Wednesday, October 31, 2012

Update on Night Stands

For those of you who know me, and for those of you who don't quite yet, I am very a fault.  So, when it came to determining a paint color and the type of paint I was going to use on my night stands, it was painful.  At first, I had thought I would give Annie Sloan's Chalk Paint a try, as it doesn't require sanding or priming.  However, once I started repairing the nightstands with puttying and sanding, I realized that I had pretty much sanded almost every area of the night stands. Annie Sloan's chalk paint is also very expensive, with the wax and all.  Sooo, I turned to some of my favorite blogs for advice, and stumbled upon this very informative blog at  She has tons of experience painting furniture, so I totally respect her advice.  She suggested two different types of paint to use on furniture:  Benjamin Moore Advance and Sherwin Williams ProClassic.  She describes them as "water based alkyd enamel paints. Alkyds are drying resins and are used in oil based paints but now synthetic versions are used in water-based enamel paints as well.

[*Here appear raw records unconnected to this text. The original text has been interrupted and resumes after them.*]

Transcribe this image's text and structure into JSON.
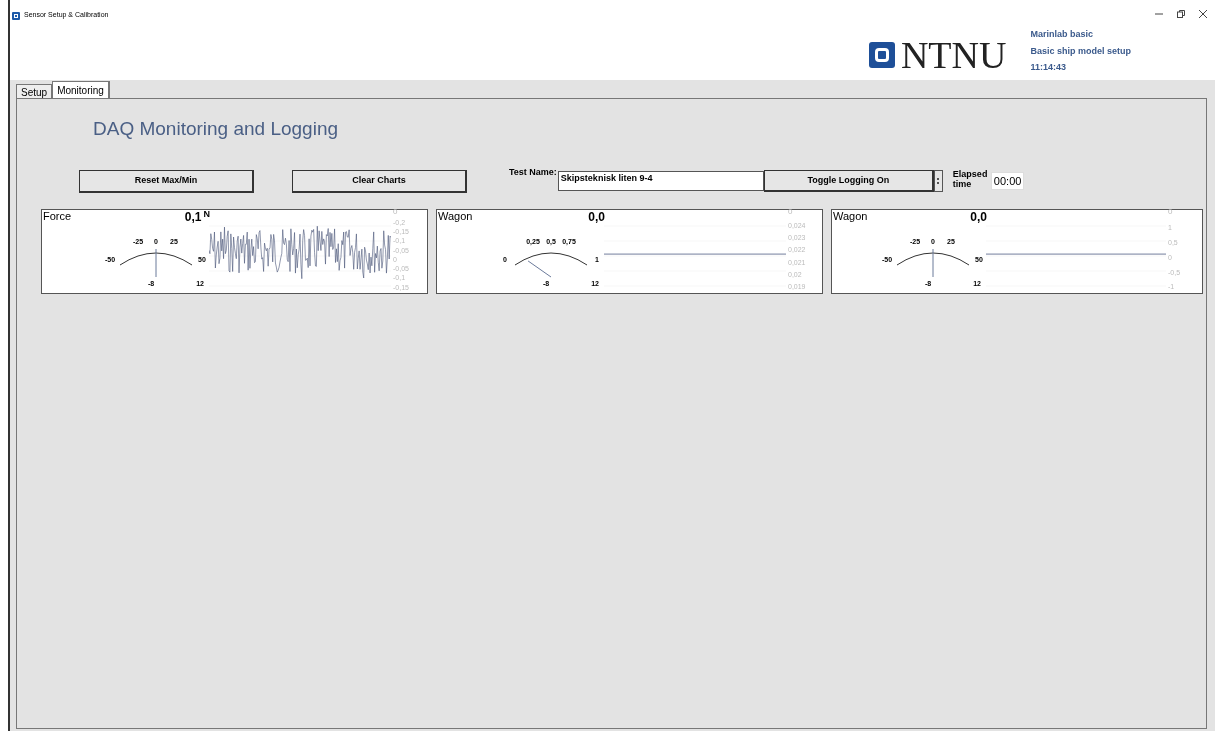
{
  "window": {
    "title": "Sensor Setup & Calibration"
  },
  "header": {
    "logo_text": "NTNU",
    "info": [
      "Marinlab basic",
      "Basic ship model setup",
      "11:14:43"
    ]
  },
  "tabs": [
    {
      "label": "Setup",
      "selected": false
    },
    {
      "label": "Monitoring",
      "selected": true
    }
  ],
  "page_title": "DAQ Monitoring and Logging",
  "toolbar": {
    "buttons": [
      "Reset Max/Min",
      "Clear Charts"
    ],
    "test_name_label": "Test Name:",
    "test_name_value": "Skipsteknisk liten 9-4",
    "toggle_button": "Toggle Logging On",
    "elapsed_label": "Elapsed time",
    "elapsed_value": "00:00"
  },
  "monitors": [
    {
      "title": "Force",
      "value": "0,1",
      "unit": "N",
      "gauge_ticks": [
        "-50",
        "-25",
        "0",
        "25",
        "50"
      ],
      "min": "-8",
      "max": "12",
      "corner_label": "0",
      "axis_labels": [
        "-0,2",
        "-0,15",
        "-0,1",
        "-0,05",
        "0",
        "-0,05",
        "-0,1",
        "-0,15"
      ],
      "kind": "live"
    },
    {
      "title": "Wagon",
      "value": "0,0",
      "gauge_ticks": [
        "0",
        "0,25",
        "0,5",
        "0,75",
        "1"
      ],
      "min": "-8",
      "max": "12",
      "corner_label": "0",
      "axis_labels": [
        "0,024",
        "0,023",
        "0,022",
        "0,021",
        "0,02",
        "0,019"
      ],
      "kind": "unsigned"
    },
    {
      "title": "Wagon",
      "value": "0,0",
      "gauge_ticks": [
        "-50",
        "-25",
        "0",
        "25",
        "50"
      ],
      "min": "-8",
      "max": "12",
      "corner_label": "0",
      "axis_labels": [
        "1",
        "0,5",
        "0",
        "-0,5",
        "-1"
      ],
      "kind": "signed"
    }
  ]
}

What’s important is that the enamel gives you a really hard finish, meaning if you tap on it with your fingernail after a week or two of curing it will feel hard to the touch, and not pliable like other latex paints." 

By using one of these type of paints, I would have so many more color options than Anne Sloan's Chalk Paint.  Not so sure this is good for someone who's so indecisive, but I do like options!!

Since these are going in my bedroom, which will be re-painted within the year to Benjamin Moore's Van Courtland Blue.  I wanted something that would coordinate with that color.  It's a dark bluish gray.  So I opted to use the Benjamin Moore Advance, where I was going to be painting my bedroom with Ben Moore.  I went with a coordinating color, Wedgewood Gray

Here's what they looked like once I had finished puttying and sanding!

And, here's what they looked like after two coats of primer!

Before I began to paint, I cleaned all the dust and dirt off the night stands. I took off the drawer pull hardware, and filled the holes where the screws had been with wood putty.  Since I will be putting on a drawer knob, which will be centered on the drawer front, I knew I wouldn't be using the existing holes.  My hubby also tore off the plywood on the back of both night stands as they had holes in them, and were in rough shape.  He purchased a 1/4" sheet of plywood to re-cover the backs.  However, we are thinking we will only cover the back of the drawer, leaving the shelves open to the back.  With all of that done, I then applied two light coats of Kiltz Original Primer, allowing to dry between coats. I used a Purdy 2" angled brush.  This is an oil-based primer, which you can use under a water based paint.  Clean up is a bit more, as you have to clean your brushes in Mineral Spirits. 

I then began painting.  I used a new Purdy 2" angled brush, and a small roller for the flat surfaces such as the top and sides of the night stands.  I applied 2 full coats, as you could still see some of the white primer after the first coat.  I did a few touch-up jobs after the 2 coat was fully dried.  Please note, you must wait 16 hours between coats, with this paint.  They look amazing! 

Hard to believe I bought these for $25/a piece!!  I knew they had such potential.  With a little bit of paint and a lot of T.L.C. they look brand new!!


  1. They came out so beautiful, Tan and they look great in your room! Amazing what a few coats of paint will do!

    1. Thanks so much Mis! I appreciate the words of encouragement. It's a lot of fun to recreate a piece of furniture!!